#### [Instructions for the task]
Nothing should change. Output the data exactly.

Dataset excerpts:
----

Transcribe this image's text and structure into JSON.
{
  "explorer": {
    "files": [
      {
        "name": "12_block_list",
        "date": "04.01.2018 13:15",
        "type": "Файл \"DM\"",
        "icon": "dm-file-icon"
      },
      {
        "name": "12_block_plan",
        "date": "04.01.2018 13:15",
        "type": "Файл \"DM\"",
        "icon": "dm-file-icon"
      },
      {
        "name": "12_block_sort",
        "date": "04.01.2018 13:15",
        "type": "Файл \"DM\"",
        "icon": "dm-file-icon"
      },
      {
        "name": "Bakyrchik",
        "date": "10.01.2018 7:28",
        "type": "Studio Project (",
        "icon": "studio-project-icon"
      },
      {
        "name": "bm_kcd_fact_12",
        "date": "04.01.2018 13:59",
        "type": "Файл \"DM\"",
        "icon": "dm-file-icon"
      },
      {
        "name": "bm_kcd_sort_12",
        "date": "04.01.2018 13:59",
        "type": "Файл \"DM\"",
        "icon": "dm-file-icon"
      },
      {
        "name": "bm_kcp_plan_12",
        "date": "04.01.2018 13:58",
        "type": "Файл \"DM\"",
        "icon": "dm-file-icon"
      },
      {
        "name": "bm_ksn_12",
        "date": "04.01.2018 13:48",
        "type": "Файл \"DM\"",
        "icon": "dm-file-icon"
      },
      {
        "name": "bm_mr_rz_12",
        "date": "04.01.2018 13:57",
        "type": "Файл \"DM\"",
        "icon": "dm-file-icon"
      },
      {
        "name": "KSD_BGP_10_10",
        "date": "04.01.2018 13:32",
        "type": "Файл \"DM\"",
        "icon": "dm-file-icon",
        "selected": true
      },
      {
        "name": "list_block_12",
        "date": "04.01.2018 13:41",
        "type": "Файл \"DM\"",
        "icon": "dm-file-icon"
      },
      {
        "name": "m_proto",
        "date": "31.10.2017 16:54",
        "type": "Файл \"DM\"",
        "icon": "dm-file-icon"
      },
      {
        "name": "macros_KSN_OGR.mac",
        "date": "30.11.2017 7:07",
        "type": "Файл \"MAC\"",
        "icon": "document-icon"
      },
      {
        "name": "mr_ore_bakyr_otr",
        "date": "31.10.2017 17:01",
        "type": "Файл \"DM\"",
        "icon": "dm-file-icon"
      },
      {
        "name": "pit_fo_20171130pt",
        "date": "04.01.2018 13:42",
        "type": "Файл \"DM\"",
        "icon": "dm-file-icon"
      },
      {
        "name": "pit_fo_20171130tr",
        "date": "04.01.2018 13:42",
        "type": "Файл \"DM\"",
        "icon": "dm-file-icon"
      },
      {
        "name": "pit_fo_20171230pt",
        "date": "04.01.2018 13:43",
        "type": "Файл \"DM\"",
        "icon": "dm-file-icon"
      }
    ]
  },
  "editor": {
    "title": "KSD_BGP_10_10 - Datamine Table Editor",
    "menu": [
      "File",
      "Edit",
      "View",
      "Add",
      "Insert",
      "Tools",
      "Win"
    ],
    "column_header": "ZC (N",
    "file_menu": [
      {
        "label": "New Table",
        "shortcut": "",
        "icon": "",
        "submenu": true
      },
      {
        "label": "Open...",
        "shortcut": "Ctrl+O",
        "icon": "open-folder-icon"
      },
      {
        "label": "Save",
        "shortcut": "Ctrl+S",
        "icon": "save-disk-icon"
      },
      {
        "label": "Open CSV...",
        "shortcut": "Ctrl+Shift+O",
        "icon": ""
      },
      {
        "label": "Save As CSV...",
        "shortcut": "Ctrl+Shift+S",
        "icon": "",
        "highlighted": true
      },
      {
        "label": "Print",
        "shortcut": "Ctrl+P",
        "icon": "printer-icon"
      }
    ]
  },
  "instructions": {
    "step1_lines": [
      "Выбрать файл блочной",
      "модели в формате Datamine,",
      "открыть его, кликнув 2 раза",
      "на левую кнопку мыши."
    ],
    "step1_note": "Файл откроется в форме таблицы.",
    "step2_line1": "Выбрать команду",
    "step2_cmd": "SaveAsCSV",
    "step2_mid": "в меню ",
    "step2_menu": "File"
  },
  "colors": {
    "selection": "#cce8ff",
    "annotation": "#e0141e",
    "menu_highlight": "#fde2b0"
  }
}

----

#### [Your response]
Transcribe this image's text and structure into JSON.
{
  "explorer": {
    "files": [
      {
        "name": "12_block_list",
        "date": "04.01.2018 13:15",
        "type": "Файл \"DM\"",
        "icon": "dm-file-icon"
      },
      {
        "name": "12_block_plan",
        "date": "04.01.2018 13:15",
        "type": "Файл \"DM\"",
        "icon": "dm-file-icon"
      },
      {
        "name": "12_block_sort",
        "date": "04.01.2018 13:15",
        "type": "Файл \"DM\"",
        "icon": "dm-file-icon"
      },
      {
        "name": "Bakyrchik",
        "date": "10.01.2018 7:28",
        "type": "Studio Project (",
        "icon": "studio-project-icon"
      },
      {
        "name": "bm_kcd_fact_12",
        "date": "04.01.2018 13:59",
        "type": "Файл \"DM\"",
        "icon": "dm-file-icon"
      },
      {
        "name": "bm_kcd_sort_12",
        "date": "04.01.2018 13:59",
        "type": "Файл \"DM\"",
        "icon": "dm-file-icon"
      },
      {
        "name": "bm_kcp_plan_12",
        "date": "04.01.2018 13:58",
        "type": "Файл \"DM\"",
        "icon": "dm-file-icon"
      },
      {
        "name": "bm_ksn_12",
        "date": "04.01.2018 13:48",
        "type": "Файл \"DM\"",
        "icon": "dm-file-icon"
      },
      {
        "name": "bm_mr_rz_12",
        "date": "04.01.2018 13:57",
        "type": "Файл \"DM\"",
        "icon": "dm-file-icon"
      },
      {
        "name": "KSD_BGP_10_10",
        "date": "04.01.2018 13:32",
        "type": "Файл \"DM\"",
        "icon": "dm-file-icon",
        "selected": true
      },
      {
        "name": "list_block_12",
        "date": "04.01.2018 13:41",
        "type": "Файл \"DM\"",
        "icon": "dm-file-icon"
      },
      {
        "name": "m_proto",
        "date": "31.10.2017 16:54",
        "type": "Файл \"DM\"",
        "icon": "dm-file-icon"
      },
      {
        "name": "macros_KSN_OGR.mac",
        "date": "30.11.2017 7:07",
        "type": "Файл \"MAC\"",
        "icon": "document-icon"
      },
      {
        "name": "mr_ore_bakyr_otr",
        "date": "31.10.2017 17:01",
        "type": "Файл \"DM\"",
        "icon": "dm-file-icon"
      },
      {
        "name": "pit_fo_20171130pt",
        "date": "04.01.2018 13:42",
        "type": "Файл \"DM\"",
        "icon": "dm-file-icon"
      },
      {
        "name": "pit_fo_20171130tr",
        "date": "04.01.2018 13:42",
        "type": "Файл \"DM\"",
        "icon": "dm-file-icon"
      },
      {
        "name": "pit_fo_20171230pt",
        "date": "04.01.2018 13:43",
        "type": "Файл \"DM\"",
        "icon": "dm-file-icon"
      }
    ]
  },
  "editor": {
    "title": "KSD_BGP_10_10 - Datamine Table Editor",
    "menu": [
      "File",
      "Edit",
      "View",
      "Add",
      "Insert",
      "Tools",
      "Win"
    ],
    "column_header": "ZC (N",
    "file_menu": [
      {
        "label": "New Table",
        "shortcut": "",
        "icon": "",
        "submenu": true
      },
      {
        "label": "Open...",
        "shortcut": "Ctrl+O",
        "icon": "open-folder-icon"
      },
      {
        "label": "Save",
        "shortcut": "Ctrl+S",
        "icon": "save-disk-icon"
      },
      {
        "label": "Open CSV...",
        "shortcut": "Ctrl+Shift+O",
        "icon": ""
      },
      {
        "label": "Save As CSV...",
        "shortcut": "Ctrl+Shift+S",
        "icon": "",
        "highlighted": true
      },
      {
        "label": "Print",
        "shortcut": "Ctrl+P",
        "icon": "printer-icon"
      }
    ]
  },
  "instructions": {
    "step1_lines": [
      "Выбрать файл блочной",
      "модели в формате Datamine,",
      "открыть его, кликнув 2 раза",
      "на левую кнопку мыши."
    ],
    "step1_note": "Файл откроется в форме таблицы.",
    "step2_line1": "Выбрать команду",
    "step2_cmd": "SaveAsCSV",
    "step2_mid": "в меню ",
    "step2_menu": "File"
  },
  "colors": {
    "selection": "#cce8ff",
    "annotation": "#e0141e",
    "menu_highlight": "#fde2b0"
  }
}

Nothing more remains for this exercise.